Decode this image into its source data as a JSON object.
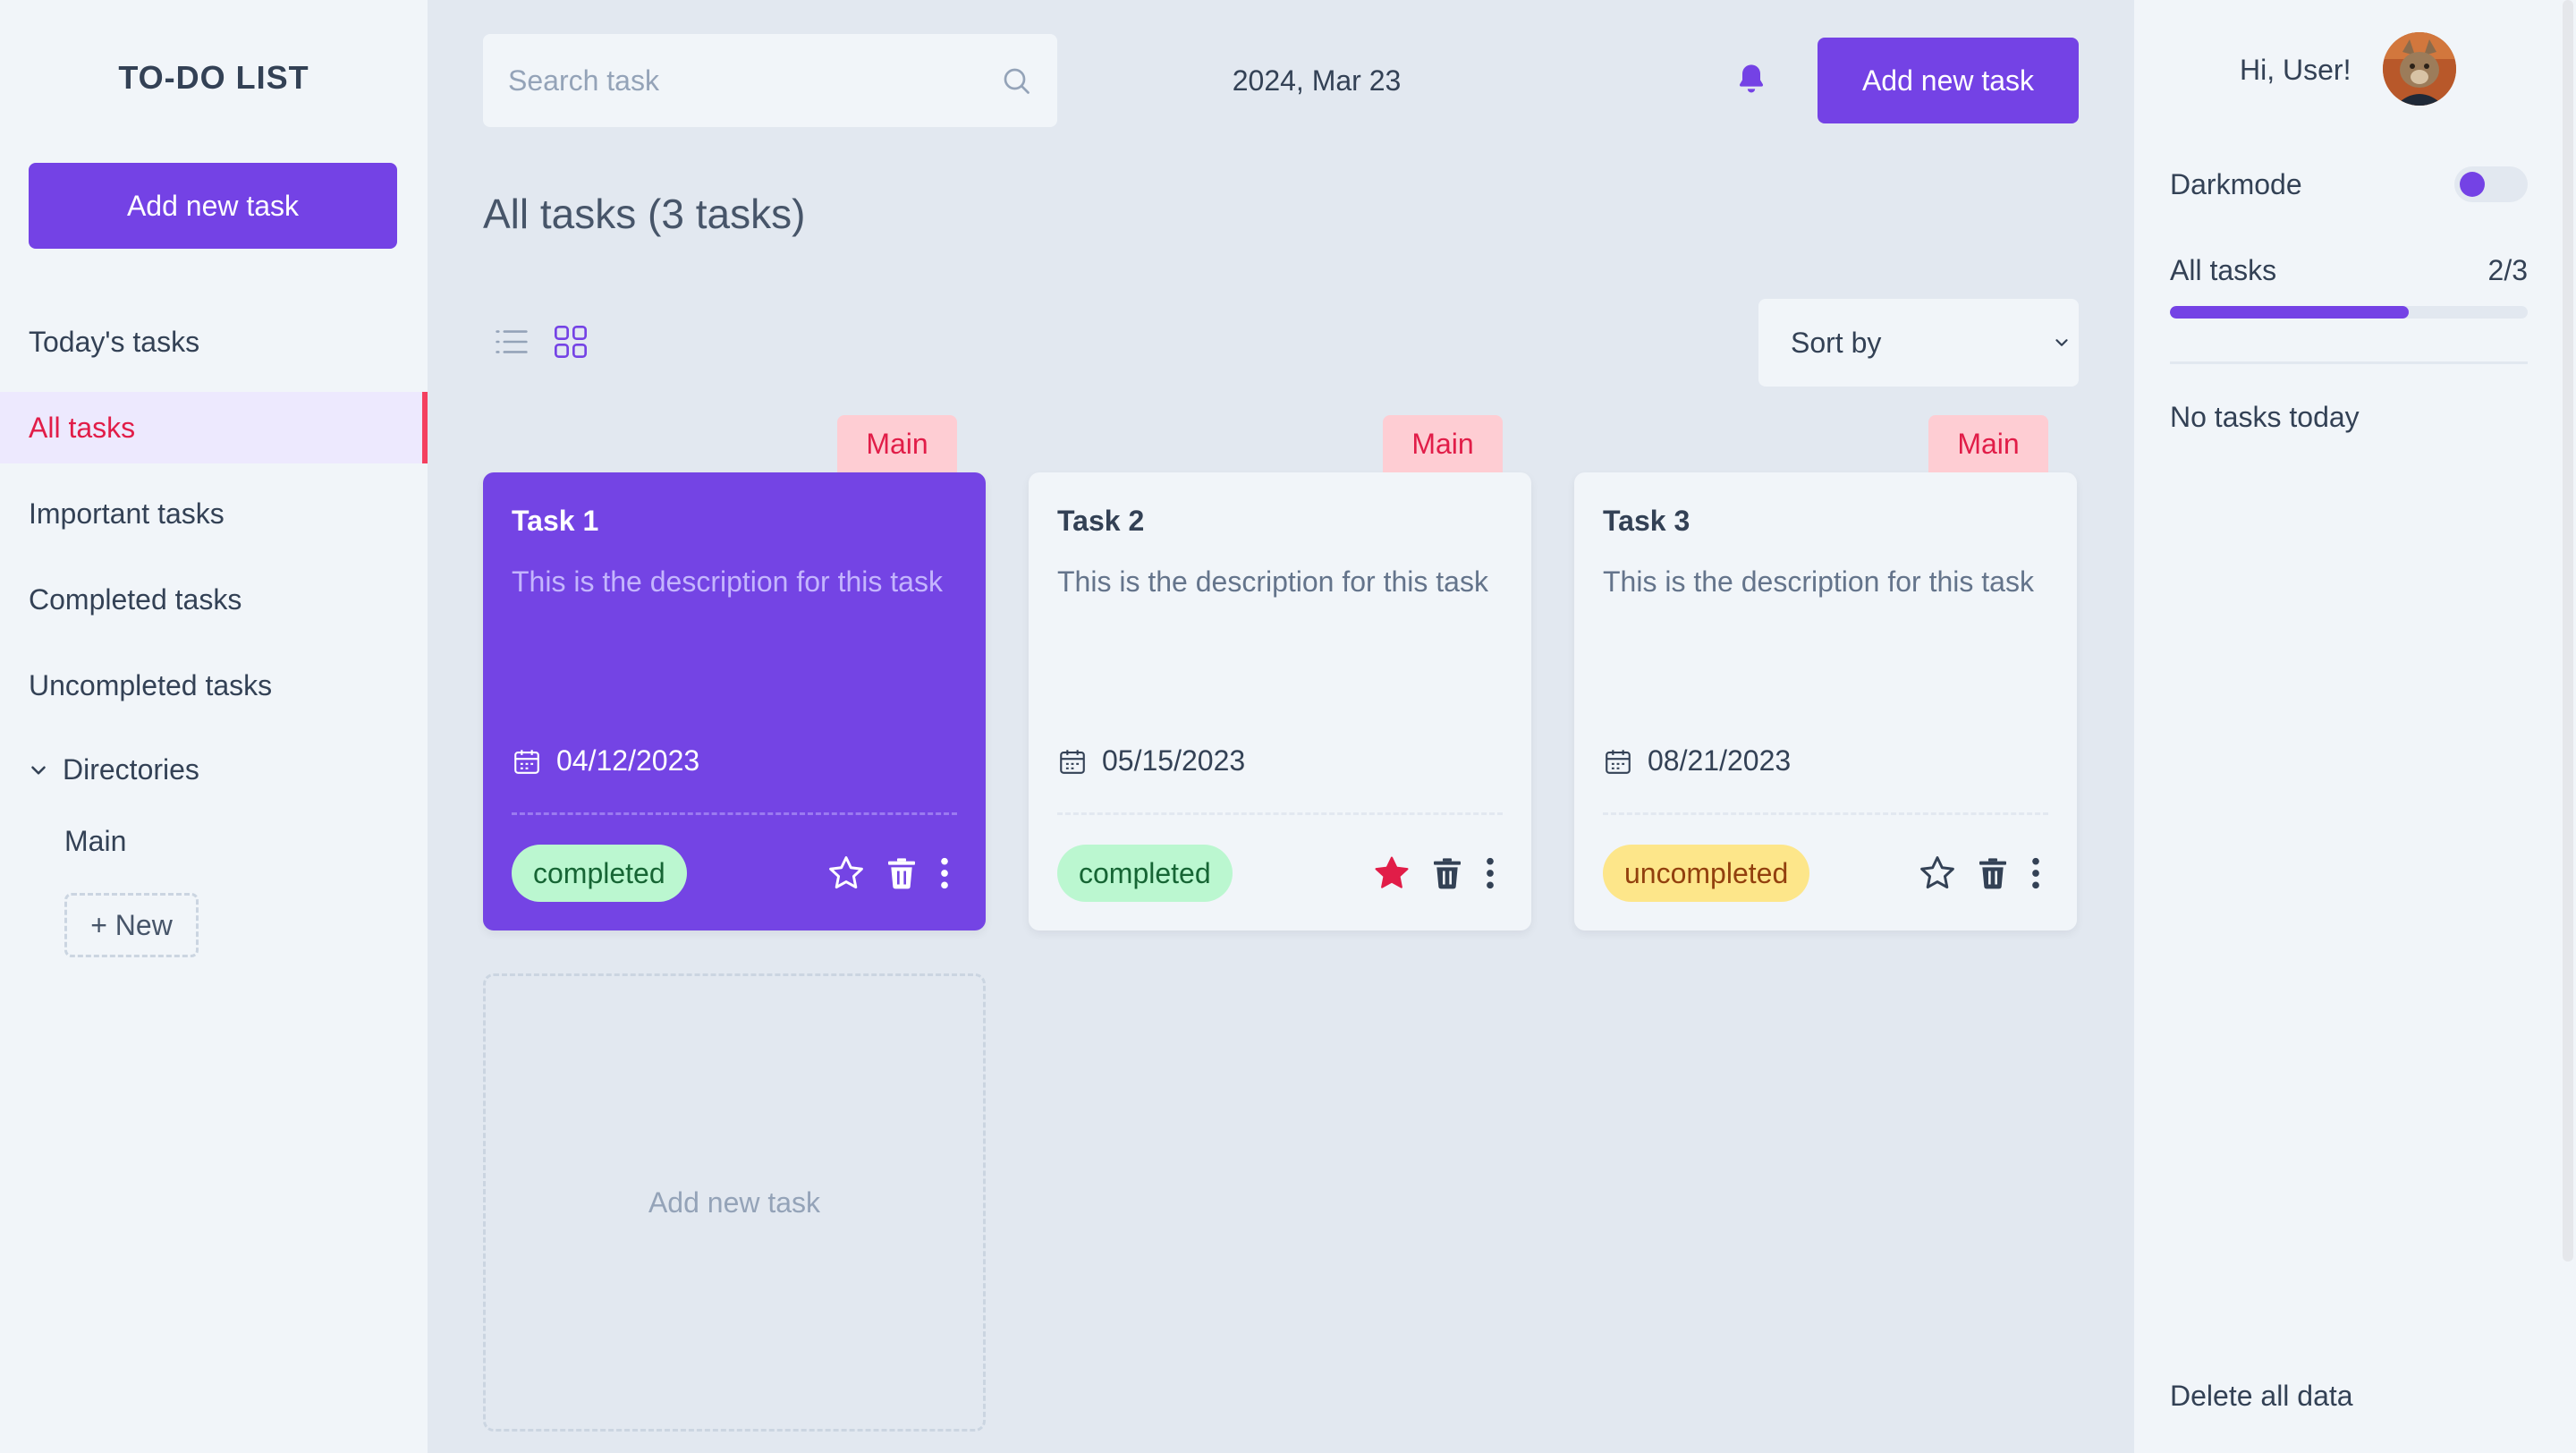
{
  "app": {
    "title": "TO-DO LIST"
  },
  "sidebar": {
    "add_button": "Add new task",
    "items": [
      {
        "label": "Today's tasks",
        "active": false
      },
      {
        "label": "All tasks",
        "active": true
      },
      {
        "label": "Important tasks",
        "active": false
      },
      {
        "label": "Completed tasks",
        "active": false
      },
      {
        "label": "Uncompleted tasks",
        "active": false
      }
    ],
    "directories": {
      "label": "Directories",
      "items": [
        "Main"
      ],
      "new_button": "+ New"
    }
  },
  "header": {
    "search_placeholder": "Search task",
    "date": "2024, Mar 23",
    "add_button": "Add new task"
  },
  "main": {
    "heading": "All tasks (3 tasks)",
    "sort_label": "Sort by",
    "tasks": [
      {
        "directory": "Main",
        "title": "Task 1",
        "description": "This is the description for this task",
        "date": "04/12/2023",
        "status": "completed",
        "important": false
      },
      {
        "directory": "Main",
        "title": "Task 2",
        "description": "This is the description for this task",
        "date": "05/15/2023",
        "status": "completed",
        "important": true
      },
      {
        "directory": "Main",
        "title": "Task 3",
        "description": "This is the description for this task",
        "date": "08/21/2023",
        "status": "uncompleted",
        "important": false
      }
    ],
    "add_card_label": "Add new task"
  },
  "right_panel": {
    "greeting": "Hi, User!",
    "darkmode_label": "Darkmode",
    "darkmode_on": false,
    "progress": {
      "label": "All tasks",
      "count": "2/3",
      "fraction": 0.667
    },
    "today_empty": "No tasks today",
    "delete_all": "Delete all data"
  },
  "colors": {
    "accent": "#7442e5",
    "active_nav_text": "#e11d48",
    "tag_bg": "#fecdd3",
    "completed_bg": "#bbf7d0",
    "uncompleted_bg": "#fde68a",
    "star_active": "#e11d48"
  },
  "icons": {
    "search": "search-icon",
    "bell": "bell-icon",
    "list_view": "list-view-icon",
    "grid_view": "grid-view-icon",
    "chevron": "chevron-down-icon",
    "calendar": "calendar-icon",
    "star": "star-icon",
    "trash": "trash-icon",
    "more": "more-options-icon"
  }
}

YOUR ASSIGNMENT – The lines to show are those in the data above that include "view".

REPLY TO THE EXERCISE –
    "list_view": "list-view-icon",
    "grid_view": "grid-view-icon",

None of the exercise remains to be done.